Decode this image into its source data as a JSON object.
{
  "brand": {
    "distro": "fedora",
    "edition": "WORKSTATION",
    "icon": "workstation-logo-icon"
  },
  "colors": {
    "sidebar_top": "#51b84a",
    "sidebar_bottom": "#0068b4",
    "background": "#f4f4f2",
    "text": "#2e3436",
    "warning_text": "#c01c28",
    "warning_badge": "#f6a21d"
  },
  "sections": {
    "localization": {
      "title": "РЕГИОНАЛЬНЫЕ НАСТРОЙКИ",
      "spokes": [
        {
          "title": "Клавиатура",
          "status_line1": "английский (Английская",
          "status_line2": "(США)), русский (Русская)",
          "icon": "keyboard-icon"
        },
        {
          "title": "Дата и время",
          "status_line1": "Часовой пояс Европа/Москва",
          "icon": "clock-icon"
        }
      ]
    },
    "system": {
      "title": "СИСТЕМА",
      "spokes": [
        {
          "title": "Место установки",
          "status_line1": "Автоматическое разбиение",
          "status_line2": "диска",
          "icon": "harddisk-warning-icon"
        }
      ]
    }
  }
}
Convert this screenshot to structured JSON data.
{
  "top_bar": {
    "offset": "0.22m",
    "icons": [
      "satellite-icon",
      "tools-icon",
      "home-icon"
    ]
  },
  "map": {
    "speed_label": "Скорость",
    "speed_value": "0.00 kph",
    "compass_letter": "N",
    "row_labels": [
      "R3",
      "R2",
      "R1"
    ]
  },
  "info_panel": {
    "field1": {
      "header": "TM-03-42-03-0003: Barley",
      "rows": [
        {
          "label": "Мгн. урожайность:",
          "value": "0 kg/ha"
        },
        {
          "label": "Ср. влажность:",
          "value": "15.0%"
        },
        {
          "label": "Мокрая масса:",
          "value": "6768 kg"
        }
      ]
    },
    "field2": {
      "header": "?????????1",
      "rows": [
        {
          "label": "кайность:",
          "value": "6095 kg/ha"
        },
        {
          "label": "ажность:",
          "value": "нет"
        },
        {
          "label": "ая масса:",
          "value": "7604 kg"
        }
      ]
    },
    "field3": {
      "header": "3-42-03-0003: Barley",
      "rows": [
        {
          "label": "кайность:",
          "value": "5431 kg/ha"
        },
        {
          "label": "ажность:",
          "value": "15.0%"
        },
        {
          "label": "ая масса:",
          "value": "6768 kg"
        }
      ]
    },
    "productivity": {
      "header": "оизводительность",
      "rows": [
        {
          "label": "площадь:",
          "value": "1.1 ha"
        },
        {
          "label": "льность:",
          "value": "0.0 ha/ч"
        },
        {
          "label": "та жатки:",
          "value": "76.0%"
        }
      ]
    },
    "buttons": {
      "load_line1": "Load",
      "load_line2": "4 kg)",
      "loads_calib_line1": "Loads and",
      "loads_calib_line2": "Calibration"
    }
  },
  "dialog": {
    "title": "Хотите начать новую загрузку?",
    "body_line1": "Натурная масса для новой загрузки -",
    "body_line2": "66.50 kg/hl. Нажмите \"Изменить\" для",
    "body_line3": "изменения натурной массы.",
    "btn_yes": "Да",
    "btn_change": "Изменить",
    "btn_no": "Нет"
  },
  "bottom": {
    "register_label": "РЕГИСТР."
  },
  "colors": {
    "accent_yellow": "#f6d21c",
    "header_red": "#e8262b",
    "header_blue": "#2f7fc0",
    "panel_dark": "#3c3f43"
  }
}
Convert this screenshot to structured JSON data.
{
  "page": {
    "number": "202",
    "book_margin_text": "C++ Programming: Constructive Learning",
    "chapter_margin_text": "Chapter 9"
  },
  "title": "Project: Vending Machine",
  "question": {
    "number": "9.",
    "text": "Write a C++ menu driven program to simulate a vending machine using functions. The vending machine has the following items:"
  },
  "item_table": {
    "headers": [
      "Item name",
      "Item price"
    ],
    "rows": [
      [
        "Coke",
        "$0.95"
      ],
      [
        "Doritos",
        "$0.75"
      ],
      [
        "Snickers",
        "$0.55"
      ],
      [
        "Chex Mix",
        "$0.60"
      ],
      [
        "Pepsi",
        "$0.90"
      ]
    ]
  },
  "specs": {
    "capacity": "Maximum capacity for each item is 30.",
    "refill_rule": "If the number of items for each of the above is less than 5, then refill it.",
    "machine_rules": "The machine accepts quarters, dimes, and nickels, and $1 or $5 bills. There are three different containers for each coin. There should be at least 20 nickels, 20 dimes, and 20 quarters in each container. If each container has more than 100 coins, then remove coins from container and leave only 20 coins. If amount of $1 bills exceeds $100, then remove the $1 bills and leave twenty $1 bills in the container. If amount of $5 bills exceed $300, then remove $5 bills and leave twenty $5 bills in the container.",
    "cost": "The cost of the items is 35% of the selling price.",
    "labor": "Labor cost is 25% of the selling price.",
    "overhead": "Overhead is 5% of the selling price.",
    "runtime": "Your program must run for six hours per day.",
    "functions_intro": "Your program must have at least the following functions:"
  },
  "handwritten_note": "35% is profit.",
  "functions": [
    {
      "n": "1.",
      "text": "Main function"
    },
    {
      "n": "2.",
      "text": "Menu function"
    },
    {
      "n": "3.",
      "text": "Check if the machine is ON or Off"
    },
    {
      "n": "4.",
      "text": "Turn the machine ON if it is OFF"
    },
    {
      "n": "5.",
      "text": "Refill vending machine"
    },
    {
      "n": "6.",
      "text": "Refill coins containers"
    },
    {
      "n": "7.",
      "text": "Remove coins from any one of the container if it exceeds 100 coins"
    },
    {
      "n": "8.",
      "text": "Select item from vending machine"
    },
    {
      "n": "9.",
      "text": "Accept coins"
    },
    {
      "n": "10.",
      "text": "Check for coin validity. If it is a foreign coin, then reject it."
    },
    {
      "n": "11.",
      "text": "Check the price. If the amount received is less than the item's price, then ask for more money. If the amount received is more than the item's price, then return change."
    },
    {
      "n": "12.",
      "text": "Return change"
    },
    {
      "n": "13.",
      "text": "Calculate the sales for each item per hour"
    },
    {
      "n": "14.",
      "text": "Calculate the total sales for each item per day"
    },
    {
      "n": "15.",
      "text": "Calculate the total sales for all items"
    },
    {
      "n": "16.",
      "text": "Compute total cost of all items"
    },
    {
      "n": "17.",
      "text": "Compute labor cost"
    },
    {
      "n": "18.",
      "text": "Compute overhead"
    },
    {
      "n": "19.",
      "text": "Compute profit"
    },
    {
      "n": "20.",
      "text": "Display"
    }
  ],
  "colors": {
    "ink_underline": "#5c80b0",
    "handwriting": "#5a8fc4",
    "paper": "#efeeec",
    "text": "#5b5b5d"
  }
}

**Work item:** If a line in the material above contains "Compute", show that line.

**Exercise solution:**
      "text": "Compute total cost of all items"
      "text": "Compute labor cost"
      "text": "Compute overhead"
      "text": "Compute profit"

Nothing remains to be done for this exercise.